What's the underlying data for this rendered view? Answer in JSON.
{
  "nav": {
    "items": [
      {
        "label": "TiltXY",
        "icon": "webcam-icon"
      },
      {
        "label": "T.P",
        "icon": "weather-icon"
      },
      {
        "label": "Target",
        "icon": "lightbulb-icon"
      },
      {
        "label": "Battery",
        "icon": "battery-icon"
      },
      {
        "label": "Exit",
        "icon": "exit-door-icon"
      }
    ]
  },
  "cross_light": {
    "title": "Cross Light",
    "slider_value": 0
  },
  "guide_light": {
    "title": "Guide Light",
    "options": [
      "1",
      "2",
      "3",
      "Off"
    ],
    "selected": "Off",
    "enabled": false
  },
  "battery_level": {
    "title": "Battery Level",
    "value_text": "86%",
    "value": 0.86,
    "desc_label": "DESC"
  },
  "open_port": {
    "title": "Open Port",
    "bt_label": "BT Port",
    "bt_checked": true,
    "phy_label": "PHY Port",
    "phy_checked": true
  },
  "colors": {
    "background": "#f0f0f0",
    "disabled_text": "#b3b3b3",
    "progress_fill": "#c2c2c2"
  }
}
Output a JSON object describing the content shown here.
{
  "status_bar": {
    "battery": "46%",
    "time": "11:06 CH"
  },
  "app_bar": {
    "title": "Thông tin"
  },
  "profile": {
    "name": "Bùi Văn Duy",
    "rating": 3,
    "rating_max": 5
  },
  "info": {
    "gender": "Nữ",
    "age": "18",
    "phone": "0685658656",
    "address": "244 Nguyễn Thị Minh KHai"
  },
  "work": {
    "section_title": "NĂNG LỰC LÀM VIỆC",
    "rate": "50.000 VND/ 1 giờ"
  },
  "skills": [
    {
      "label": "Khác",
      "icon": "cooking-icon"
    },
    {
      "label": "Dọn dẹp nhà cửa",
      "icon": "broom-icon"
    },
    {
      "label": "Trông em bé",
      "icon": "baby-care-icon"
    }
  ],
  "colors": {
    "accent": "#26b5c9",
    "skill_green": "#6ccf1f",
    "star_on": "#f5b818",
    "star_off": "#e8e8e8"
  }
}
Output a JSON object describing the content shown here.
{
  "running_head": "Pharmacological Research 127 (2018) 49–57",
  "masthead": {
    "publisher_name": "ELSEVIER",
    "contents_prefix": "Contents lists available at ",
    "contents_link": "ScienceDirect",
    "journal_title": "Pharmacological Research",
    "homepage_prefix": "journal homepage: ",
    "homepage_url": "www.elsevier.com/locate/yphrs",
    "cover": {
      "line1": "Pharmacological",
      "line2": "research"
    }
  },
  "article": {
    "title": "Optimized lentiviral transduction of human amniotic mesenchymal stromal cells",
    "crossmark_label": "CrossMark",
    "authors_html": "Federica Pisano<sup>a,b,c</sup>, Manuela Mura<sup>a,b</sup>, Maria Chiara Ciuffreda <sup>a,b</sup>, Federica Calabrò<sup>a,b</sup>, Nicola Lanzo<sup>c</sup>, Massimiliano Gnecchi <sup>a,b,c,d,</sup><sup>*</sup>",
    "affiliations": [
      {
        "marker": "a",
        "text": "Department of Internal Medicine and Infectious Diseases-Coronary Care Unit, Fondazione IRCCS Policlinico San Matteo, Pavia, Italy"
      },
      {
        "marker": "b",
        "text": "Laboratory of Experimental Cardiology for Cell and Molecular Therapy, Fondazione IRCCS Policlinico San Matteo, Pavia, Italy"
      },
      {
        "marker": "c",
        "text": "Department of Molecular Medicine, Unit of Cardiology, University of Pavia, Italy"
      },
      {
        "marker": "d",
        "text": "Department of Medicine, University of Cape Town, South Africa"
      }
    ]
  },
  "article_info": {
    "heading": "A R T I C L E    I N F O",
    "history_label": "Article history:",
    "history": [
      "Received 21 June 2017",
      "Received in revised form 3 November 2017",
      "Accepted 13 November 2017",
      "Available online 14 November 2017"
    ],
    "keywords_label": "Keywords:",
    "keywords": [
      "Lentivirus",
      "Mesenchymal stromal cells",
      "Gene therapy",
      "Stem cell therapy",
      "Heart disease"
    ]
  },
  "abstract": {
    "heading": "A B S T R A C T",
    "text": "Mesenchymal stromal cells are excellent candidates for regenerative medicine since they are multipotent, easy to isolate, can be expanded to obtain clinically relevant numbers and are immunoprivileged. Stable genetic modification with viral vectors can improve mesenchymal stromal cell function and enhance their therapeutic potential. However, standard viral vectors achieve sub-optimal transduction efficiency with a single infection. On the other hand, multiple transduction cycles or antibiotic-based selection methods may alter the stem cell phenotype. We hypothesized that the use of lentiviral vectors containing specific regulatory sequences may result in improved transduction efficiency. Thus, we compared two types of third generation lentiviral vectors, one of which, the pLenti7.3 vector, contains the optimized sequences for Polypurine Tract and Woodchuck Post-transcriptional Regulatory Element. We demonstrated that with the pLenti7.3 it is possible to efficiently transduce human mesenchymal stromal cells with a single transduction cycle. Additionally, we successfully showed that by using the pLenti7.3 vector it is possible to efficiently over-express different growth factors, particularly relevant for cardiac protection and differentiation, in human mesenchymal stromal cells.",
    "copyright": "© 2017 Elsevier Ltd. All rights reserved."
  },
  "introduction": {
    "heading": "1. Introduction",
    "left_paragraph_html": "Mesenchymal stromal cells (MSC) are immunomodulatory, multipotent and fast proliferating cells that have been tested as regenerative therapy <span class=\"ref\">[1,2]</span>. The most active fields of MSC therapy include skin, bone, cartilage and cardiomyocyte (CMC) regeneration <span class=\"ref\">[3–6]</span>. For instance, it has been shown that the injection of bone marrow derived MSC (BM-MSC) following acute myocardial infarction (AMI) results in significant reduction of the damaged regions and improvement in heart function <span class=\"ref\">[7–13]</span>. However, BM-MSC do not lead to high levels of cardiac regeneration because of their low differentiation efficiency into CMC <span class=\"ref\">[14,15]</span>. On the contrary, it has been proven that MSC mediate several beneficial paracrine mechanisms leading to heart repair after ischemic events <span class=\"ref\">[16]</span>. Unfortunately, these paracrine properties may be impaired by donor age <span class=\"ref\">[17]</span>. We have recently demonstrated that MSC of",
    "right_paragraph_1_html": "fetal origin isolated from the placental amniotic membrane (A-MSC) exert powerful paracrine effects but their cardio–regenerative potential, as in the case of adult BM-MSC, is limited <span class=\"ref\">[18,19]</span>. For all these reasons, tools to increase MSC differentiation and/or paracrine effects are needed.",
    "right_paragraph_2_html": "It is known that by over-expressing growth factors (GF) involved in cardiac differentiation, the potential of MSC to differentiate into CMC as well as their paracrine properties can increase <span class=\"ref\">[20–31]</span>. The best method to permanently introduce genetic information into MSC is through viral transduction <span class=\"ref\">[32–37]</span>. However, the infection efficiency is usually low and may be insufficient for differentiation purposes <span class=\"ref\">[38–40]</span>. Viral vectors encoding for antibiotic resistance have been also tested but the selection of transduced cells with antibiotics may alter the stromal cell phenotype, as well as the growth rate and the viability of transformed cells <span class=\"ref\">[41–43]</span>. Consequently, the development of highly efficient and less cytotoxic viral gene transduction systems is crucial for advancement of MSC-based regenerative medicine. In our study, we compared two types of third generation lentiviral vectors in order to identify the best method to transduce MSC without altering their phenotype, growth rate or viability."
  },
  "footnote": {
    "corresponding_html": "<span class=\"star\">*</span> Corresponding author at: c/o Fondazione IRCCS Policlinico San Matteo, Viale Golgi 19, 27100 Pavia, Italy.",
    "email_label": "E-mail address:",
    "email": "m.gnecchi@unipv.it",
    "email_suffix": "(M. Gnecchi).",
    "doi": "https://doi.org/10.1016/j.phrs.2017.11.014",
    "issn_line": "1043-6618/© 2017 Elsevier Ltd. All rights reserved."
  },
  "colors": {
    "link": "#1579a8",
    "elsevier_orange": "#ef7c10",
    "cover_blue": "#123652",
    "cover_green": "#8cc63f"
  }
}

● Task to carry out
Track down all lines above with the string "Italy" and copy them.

● Task response
        "text": "Department of Internal Medicine and Infectious Diseases-Coronary Care Unit, Fondazione IRCCS Policlinico San Matteo, Pavia, Italy"
        "text": "Laboratory of Experimental Cardiology for Cell and Molecular Therapy, Fondazione IRCCS Policlinico San Matteo, Pavia, Italy"
        "text": "Department of Molecular Medicine, Unit of Cardiology, University of Pavia, Italy"
    "corresponding_html": "<span class=\"star\">*</span> Corresponding author at: c/o Fondazione IRCCS Policlinico San Matteo, Viale Golgi 19, 27100 Pavia, Italy.",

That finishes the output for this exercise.